An identical copy of all the entries is the required result.

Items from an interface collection
◇ ◇ ◇
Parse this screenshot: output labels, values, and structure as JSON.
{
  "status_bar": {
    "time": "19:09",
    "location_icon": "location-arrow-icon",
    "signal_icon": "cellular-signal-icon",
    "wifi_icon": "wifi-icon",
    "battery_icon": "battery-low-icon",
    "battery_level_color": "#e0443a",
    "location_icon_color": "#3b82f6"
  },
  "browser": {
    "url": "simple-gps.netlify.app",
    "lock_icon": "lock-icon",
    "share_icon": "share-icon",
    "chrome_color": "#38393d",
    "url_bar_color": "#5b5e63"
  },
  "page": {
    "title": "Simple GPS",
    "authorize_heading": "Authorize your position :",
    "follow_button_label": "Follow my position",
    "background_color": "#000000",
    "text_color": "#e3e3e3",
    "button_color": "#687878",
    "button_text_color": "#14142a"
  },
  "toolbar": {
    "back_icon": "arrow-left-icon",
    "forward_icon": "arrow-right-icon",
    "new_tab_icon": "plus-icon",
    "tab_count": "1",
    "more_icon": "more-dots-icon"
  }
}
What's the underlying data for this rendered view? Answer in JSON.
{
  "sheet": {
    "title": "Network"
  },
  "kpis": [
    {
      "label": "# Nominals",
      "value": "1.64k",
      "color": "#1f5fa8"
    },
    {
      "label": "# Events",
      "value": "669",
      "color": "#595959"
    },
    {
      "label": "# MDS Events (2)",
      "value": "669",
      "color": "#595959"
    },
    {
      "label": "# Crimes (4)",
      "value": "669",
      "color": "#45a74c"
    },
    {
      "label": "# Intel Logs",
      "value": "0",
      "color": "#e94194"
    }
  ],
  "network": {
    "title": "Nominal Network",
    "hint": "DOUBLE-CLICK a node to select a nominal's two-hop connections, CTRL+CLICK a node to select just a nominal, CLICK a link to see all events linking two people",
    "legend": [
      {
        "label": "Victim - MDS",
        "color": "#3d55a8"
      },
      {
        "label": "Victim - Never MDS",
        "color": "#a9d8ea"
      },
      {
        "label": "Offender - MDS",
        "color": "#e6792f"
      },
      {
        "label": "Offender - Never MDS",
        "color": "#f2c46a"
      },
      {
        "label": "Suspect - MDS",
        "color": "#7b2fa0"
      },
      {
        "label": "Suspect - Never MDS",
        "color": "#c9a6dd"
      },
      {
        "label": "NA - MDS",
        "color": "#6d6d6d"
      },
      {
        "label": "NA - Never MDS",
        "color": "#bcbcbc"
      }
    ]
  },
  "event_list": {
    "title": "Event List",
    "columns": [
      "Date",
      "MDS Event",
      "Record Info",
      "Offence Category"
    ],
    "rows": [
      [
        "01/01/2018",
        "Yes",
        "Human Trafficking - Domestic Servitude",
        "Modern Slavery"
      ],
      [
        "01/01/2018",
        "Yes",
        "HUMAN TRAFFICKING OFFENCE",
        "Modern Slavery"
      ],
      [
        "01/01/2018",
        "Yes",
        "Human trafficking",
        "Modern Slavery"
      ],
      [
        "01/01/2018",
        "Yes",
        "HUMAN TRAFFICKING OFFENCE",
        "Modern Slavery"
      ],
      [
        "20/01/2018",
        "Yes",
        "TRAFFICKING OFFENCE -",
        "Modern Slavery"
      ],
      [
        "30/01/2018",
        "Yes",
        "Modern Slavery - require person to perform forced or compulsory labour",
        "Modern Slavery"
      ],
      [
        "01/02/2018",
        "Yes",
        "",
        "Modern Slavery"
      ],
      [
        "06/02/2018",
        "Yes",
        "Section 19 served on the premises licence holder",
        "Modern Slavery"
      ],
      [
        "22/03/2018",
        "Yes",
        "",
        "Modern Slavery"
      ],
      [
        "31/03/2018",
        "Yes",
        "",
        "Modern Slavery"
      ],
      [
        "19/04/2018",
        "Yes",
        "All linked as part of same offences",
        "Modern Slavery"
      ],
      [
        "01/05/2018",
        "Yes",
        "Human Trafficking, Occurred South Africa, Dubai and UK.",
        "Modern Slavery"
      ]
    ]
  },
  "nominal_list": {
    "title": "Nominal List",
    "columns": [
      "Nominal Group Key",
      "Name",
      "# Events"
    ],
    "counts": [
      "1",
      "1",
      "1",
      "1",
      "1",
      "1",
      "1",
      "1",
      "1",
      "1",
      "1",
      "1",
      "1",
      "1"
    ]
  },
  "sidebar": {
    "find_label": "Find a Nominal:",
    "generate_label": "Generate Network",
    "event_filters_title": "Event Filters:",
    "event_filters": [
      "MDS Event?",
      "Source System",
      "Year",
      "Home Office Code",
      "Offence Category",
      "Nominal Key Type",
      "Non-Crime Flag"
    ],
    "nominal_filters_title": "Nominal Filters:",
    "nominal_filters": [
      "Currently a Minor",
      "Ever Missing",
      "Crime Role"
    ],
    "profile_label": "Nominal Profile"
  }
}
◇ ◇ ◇
### Result for this task
Parse this screenshot: output labels, values, and structure as JSON.
{
  "status_bar": {
    "time": "19:09",
    "location_icon": "location-arrow-icon",
    "signal_icon": "cellular-signal-icon",
    "wifi_icon": "wifi-icon",
    "battery_icon": "battery-low-icon",
    "battery_level_color": "#e0443a",
    "location_icon_color": "#3b82f6"
  },
  "browser": {
    "url": "simple-gps.netlify.app",
    "lock_icon": "lock-icon",
    "share_icon": "share-icon",
    "chrome_color": "#38393d",
    "url_bar_color": "#5b5e63"
  },
  "page": {
    "title": "Simple GPS",
    "authorize_heading": "Authorize your position :",
    "follow_button_label": "Follow my position",
    "background_color": "#000000",
    "text_color": "#e3e3e3",
    "button_color": "#687878",
    "button_text_color": "#14142a"
  },
  "toolbar": {
    "back_icon": "arrow-left-icon",
    "forward_icon": "arrow-right-icon",
    "new_tab_icon": "plus-icon",
    "tab_count": "1",
    "more_icon": "more-dots-icon"
  }
}
What's the underlying data for this rendered view? Answer in JSON.
{
  "sheet": {
    "title": "Network"
  },
  "kpis": [
    {
      "label": "# Nominals",
      "value": "1.64k",
      "color": "#1f5fa8"
    },
    {
      "label": "# Events",
      "value": "669",
      "color": "#595959"
    },
    {
      "label": "# MDS Events (2)",
      "value": "669",
      "color": "#595959"
    },
    {
      "label": "# Crimes (4)",
      "value": "669",
      "color": "#45a74c"
    },
    {
      "label": "# Intel Logs",
      "value": "0",
      "color": "#e94194"
    }
  ],
  "network": {
    "title": "Nominal Network",
    "hint": "DOUBLE-CLICK a node to select a nominal's two-hop connections, CTRL+CLICK a node to select just a nominal, CLICK a link to see all events linking two people",
    "legend": [
      {
        "label": "Victim - MDS",
        "color": "#3d55a8"
      },
      {
        "label": "Victim - Never MDS",
        "color": "#a9d8ea"
      },
      {
        "label": "Offender - MDS",
        "color": "#e6792f"
      },
      {
        "label": "Offender - Never MDS",
        "color": "#f2c46a"
      },
      {
        "label": "Suspect - MDS",
        "color": "#7b2fa0"
      },
      {
        "label": "Suspect - Never MDS",
        "color": "#c9a6dd"
      },
      {
        "label": "NA - MDS",
        "color": "#6d6d6d"
      },
      {
        "label": "NA - Never MDS",
        "color": "#bcbcbc"
      }
    ]
  },
  "event_list": {
    "title": "Event List",
    "columns": [
      "Date",
      "MDS Event",
      "Record Info",
      "Offence Category"
    ],
    "rows": [
      [
        "01/01/2018",
        "Yes",
        "Human Trafficking - Domestic Servitude",
        "Modern Slavery"
      ],
      [
        "01/01/2018",
        "Yes",
        "HUMAN TRAFFICKING OFFENCE",
        "Modern Slavery"
      ],
      [
        "01/01/2018",
        "Yes",
        "Human trafficking",
        "Modern Slavery"
      ],
      [
        "01/01/2018",
        "Yes",
        "HUMAN TRAFFICKING OFFENCE",
        "Modern Slavery"
      ],
      [
        "20/01/2018",
        "Yes",
        "TRAFFICKING OFFENCE -",
        "Modern Slavery"
      ],
      [
        "30/01/2018",
        "Yes",
        "Modern Slavery - require person to perform forced or compulsory labour",
        "Modern Slavery"
      ],
      [
        "01/02/2018",
        "Yes",
        "",
        "Modern Slavery"
      ],
      [
        "06/02/2018",
        "Yes",
        "Section 19 served on the premises licence holder",
        "Modern Slavery"
      ],
      [
        "22/03/2018",
        "Yes",
        "",
        "Modern Slavery"
      ],
      [
        "31/03/2018",
        "Yes",
        "",
        "Modern Slavery"
      ],
      [
        "19/04/2018",
        "Yes",
        "All linked as part of same offences",
        "Modern Slavery"
      ],
      [
        "01/05/2018",
        "Yes",
        "Human Trafficking, Occurred South Africa, Dubai and UK.",
        "Modern Slavery"
      ]
    ]
  },
  "nominal_list": {
    "title": "Nominal List",
    "columns": [
      "Nominal Group Key",
      "Name",
      "# Events"
    ],
    "counts": [
      "1",
      "1",
      "1",
      "1",
      "1",
      "1",
      "1",
      "1",
      "1",
      "1",
      "1",
      "1",
      "1",
      "1"
    ]
  },
  "sidebar": {
    "find_label": "Find a Nominal:",
    "generate_label": "Generate Network",
    "event_filters_title": "Event Filters:",
    "event_filters": [
      "MDS Event?",
      "Source System",
      "Year",
      "Home Office Code",
      "Offence Category",
      "Nominal Key Type",
      "Non-Crime Flag"
    ],
    "nominal_filters_title": "Nominal Filters:",
    "nominal_filters": [
      "Currently a Minor",
      "Ever Missing",
      "Crime Role"
    ],
    "profile_label": "Nominal Profile"
  }
}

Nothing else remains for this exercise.